If your business offers a 401(k) plan—or another type of qualified retirement plan—you have been completing and submitting a 5500 form every year since the plan was initiated. And every year the IRS, the Department of Labor and the Pension Benefit Guaranty Corporation use the information contained in the 5500 to assess your plan’s compliance and its ability to protect the employees who are contributing.
Part-time employees may play an important role in your business, which can be a good thing for your bottom line - and can allow welcome flexibility for your employees, too. Many companies, from manufacturing to healthcare, are reaping the benefits of a multifaceted workforce.
But, if you are offering your employees a 401(k) plan as part of your benefits package, it's not safe to assume your part-timers are automatically exempt from the plan. IRS regulations govern this aspect of retirement plans, with formulas for determining minimum age and service requirements, and other stipulations related to part-timers.

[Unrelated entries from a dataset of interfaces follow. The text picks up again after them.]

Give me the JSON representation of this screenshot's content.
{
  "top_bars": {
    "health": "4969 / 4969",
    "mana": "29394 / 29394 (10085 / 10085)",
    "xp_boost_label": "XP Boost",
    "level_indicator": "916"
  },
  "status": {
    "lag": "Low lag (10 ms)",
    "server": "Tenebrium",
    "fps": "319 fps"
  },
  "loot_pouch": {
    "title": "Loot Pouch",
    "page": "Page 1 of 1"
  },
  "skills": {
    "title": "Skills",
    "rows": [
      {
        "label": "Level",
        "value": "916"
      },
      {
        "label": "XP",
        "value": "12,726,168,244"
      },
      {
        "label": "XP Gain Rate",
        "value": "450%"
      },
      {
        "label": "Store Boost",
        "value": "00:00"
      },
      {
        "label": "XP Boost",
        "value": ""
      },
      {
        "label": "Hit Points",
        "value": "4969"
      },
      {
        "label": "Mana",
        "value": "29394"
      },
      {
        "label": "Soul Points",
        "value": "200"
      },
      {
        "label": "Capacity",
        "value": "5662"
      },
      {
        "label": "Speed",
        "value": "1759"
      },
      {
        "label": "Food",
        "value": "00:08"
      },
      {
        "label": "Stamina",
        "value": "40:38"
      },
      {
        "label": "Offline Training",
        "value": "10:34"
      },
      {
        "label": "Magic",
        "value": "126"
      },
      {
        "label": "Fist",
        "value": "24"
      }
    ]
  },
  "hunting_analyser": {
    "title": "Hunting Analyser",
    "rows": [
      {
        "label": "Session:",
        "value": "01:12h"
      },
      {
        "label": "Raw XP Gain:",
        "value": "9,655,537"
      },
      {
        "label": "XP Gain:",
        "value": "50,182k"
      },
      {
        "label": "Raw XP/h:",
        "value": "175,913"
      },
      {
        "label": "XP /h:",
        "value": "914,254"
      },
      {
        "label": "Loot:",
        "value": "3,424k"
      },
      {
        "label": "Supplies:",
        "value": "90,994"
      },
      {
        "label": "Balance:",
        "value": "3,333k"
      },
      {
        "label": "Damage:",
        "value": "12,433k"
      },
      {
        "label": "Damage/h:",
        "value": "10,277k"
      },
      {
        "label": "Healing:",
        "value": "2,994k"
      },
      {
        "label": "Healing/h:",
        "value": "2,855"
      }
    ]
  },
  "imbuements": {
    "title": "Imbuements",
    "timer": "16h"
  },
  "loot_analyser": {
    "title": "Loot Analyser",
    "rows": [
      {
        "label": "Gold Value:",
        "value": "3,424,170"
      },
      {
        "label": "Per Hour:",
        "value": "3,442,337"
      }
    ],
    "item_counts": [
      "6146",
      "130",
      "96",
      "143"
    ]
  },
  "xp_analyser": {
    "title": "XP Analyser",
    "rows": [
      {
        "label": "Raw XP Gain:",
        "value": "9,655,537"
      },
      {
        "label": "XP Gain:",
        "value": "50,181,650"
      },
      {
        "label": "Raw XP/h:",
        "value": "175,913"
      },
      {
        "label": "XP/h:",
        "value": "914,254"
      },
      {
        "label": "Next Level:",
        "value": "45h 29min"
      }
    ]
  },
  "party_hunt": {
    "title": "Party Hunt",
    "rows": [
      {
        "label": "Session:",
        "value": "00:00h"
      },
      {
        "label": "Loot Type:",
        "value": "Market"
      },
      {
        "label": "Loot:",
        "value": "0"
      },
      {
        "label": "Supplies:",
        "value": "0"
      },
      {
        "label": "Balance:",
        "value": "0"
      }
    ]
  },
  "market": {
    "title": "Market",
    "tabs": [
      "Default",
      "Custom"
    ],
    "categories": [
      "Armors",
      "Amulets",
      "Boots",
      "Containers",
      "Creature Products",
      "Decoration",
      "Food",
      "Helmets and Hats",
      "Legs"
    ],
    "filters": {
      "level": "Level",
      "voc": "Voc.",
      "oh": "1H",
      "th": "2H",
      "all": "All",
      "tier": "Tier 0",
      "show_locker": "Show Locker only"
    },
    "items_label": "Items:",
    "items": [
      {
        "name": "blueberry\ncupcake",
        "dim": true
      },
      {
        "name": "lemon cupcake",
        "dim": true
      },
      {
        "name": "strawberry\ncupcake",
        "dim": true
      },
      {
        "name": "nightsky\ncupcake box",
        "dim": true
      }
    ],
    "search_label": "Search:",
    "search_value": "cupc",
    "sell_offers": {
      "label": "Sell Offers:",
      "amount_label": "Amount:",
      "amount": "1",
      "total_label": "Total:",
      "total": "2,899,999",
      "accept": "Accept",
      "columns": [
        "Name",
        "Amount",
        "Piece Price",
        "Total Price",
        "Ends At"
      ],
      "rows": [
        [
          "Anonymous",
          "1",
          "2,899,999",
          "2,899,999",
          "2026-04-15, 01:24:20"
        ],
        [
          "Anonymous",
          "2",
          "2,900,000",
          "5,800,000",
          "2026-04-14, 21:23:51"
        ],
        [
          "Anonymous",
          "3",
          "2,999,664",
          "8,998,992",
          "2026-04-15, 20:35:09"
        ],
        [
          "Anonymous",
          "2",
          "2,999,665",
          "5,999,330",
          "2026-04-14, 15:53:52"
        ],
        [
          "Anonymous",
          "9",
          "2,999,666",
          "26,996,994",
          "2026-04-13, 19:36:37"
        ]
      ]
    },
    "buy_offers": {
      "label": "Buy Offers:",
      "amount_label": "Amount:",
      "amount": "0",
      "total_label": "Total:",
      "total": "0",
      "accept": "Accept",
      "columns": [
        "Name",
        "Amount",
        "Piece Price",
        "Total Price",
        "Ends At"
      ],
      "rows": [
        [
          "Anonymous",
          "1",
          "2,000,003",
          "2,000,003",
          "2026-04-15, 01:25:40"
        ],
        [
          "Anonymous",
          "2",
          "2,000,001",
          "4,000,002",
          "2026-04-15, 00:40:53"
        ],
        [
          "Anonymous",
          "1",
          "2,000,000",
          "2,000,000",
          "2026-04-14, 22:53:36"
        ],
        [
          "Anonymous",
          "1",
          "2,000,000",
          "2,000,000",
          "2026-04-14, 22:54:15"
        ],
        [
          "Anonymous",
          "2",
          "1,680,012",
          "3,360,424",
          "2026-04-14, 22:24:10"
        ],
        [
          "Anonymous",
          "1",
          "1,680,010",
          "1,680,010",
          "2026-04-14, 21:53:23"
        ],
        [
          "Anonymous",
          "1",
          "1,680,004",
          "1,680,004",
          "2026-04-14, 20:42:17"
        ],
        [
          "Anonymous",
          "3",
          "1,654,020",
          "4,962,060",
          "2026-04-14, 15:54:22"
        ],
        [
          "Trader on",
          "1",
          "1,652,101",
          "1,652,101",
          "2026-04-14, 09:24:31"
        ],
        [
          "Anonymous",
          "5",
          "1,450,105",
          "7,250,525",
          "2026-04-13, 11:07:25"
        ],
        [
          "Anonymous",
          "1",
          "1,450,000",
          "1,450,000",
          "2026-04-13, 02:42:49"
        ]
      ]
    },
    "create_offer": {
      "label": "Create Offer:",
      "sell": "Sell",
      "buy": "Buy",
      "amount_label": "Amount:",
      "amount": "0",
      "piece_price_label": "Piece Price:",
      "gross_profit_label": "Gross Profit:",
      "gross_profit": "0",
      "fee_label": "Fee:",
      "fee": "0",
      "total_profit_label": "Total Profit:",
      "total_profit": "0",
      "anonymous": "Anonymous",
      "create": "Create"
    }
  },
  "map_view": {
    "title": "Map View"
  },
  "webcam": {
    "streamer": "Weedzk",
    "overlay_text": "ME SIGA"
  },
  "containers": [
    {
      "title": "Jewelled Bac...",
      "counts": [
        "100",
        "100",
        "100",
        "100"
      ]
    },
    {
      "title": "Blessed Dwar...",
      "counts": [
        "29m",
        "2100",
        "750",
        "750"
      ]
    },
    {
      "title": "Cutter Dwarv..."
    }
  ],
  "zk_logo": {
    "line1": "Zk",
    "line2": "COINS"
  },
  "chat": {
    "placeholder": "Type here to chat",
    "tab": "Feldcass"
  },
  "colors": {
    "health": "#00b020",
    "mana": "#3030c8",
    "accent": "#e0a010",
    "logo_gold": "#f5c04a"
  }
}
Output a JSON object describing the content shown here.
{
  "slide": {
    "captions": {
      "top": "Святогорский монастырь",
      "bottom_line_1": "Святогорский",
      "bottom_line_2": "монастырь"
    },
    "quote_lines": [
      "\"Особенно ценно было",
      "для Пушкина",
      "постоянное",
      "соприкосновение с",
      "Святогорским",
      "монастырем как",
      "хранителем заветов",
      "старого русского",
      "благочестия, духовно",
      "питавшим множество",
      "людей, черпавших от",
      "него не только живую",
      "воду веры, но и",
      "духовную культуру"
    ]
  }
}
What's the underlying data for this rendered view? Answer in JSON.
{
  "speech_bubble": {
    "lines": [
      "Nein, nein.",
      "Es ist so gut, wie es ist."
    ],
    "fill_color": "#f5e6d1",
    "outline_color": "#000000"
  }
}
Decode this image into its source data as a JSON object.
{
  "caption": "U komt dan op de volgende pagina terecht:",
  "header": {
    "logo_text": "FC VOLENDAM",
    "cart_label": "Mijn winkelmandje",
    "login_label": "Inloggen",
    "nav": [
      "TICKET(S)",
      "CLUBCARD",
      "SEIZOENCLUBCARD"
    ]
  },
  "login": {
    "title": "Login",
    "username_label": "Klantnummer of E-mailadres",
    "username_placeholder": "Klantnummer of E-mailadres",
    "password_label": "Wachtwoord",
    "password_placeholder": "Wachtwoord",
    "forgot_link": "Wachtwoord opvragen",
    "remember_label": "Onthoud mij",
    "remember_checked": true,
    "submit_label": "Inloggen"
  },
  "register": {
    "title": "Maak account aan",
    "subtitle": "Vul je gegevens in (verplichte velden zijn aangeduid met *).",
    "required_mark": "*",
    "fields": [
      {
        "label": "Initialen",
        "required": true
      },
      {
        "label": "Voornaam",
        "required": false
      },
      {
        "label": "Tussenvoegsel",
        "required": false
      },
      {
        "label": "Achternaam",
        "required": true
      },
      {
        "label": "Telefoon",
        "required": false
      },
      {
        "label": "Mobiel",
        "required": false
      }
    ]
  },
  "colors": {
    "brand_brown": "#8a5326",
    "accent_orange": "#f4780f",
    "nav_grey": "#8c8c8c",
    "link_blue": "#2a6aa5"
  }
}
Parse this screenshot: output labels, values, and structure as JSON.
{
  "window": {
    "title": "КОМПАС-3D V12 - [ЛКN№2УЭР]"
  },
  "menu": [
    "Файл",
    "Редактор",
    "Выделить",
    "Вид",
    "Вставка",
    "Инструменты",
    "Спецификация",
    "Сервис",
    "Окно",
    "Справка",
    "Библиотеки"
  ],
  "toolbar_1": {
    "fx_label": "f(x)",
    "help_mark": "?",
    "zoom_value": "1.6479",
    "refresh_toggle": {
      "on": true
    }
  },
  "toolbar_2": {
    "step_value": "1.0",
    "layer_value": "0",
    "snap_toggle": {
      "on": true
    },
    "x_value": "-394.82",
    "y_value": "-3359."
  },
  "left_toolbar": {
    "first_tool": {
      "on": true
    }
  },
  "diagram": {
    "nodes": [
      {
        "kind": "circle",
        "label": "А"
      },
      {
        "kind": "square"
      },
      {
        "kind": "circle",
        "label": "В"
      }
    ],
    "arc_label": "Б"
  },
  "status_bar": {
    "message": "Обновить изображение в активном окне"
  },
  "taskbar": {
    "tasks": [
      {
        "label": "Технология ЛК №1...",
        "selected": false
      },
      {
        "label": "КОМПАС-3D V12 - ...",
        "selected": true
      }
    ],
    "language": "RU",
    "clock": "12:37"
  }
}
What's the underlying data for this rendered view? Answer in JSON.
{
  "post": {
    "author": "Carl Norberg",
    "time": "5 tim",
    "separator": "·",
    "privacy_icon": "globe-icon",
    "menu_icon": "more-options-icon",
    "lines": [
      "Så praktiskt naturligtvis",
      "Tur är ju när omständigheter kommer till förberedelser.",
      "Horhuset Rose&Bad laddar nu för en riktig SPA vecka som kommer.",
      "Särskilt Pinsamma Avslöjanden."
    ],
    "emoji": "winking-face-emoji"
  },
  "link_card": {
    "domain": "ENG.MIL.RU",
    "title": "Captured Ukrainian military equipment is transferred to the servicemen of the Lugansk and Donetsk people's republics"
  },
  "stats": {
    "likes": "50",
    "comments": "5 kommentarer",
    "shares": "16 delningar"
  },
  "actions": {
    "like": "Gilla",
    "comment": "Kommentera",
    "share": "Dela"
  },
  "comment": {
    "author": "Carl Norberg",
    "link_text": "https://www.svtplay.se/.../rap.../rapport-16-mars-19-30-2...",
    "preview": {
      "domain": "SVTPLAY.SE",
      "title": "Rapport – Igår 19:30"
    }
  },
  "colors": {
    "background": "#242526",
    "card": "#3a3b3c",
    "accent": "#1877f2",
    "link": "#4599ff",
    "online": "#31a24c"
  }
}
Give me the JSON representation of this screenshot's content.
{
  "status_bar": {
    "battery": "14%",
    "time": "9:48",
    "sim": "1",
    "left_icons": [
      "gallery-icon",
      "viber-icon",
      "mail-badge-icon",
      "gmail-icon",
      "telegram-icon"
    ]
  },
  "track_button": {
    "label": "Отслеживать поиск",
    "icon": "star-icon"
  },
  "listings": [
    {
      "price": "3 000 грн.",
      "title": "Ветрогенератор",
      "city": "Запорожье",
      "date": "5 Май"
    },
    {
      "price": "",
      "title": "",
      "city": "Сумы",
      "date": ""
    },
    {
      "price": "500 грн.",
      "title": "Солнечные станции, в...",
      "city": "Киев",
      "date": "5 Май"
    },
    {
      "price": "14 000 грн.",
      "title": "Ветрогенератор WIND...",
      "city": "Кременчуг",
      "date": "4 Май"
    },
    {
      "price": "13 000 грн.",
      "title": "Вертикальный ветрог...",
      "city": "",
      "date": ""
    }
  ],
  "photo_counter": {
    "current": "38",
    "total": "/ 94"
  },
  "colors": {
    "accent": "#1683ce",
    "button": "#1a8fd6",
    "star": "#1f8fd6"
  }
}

This month's newsletter spells out some of the most important need-to-know facts about your part-time team members and your 401(k) program. We hope you'll take a close look, then give us a call. We're here to help you navigate the complexities.
It might not surprise you to hear that the IRS has some fairly complicated rules governing compensation levels and retirement plan contributions. In fact, the IRS reports that a good number of plan sponsors get this key issue wrong - a mistake that can cost both time and money.
This month’s newsletter takes a look at current IRS rules to help clear some of the confusion. Find out how bonuses, reimbursements and overtime affect reported compensation. Learn about pre-participation and post-severance compensation. And because a single newsletter can’t cover a topic as complex as this one, we invite you to give us a call. Let us help you navigate the complexities and stay compliant.
When Mistakes Happen
When we work with you as your third-party administrator, we commit to keeping your retirement plan compliant and error-free. And we take that commitment seriously. But as the saying goes, mistakes happen, even with the best intentions and cross-check systems in place. And there are more than a few challenges to keeping a retirement plan on the rails and moving forward. IRS compliance is one sure way to avoid running off the track. And, believe it or not, that often-feared agency has programs in place to help plan administrators make the corrections needed to keep things running smoothly.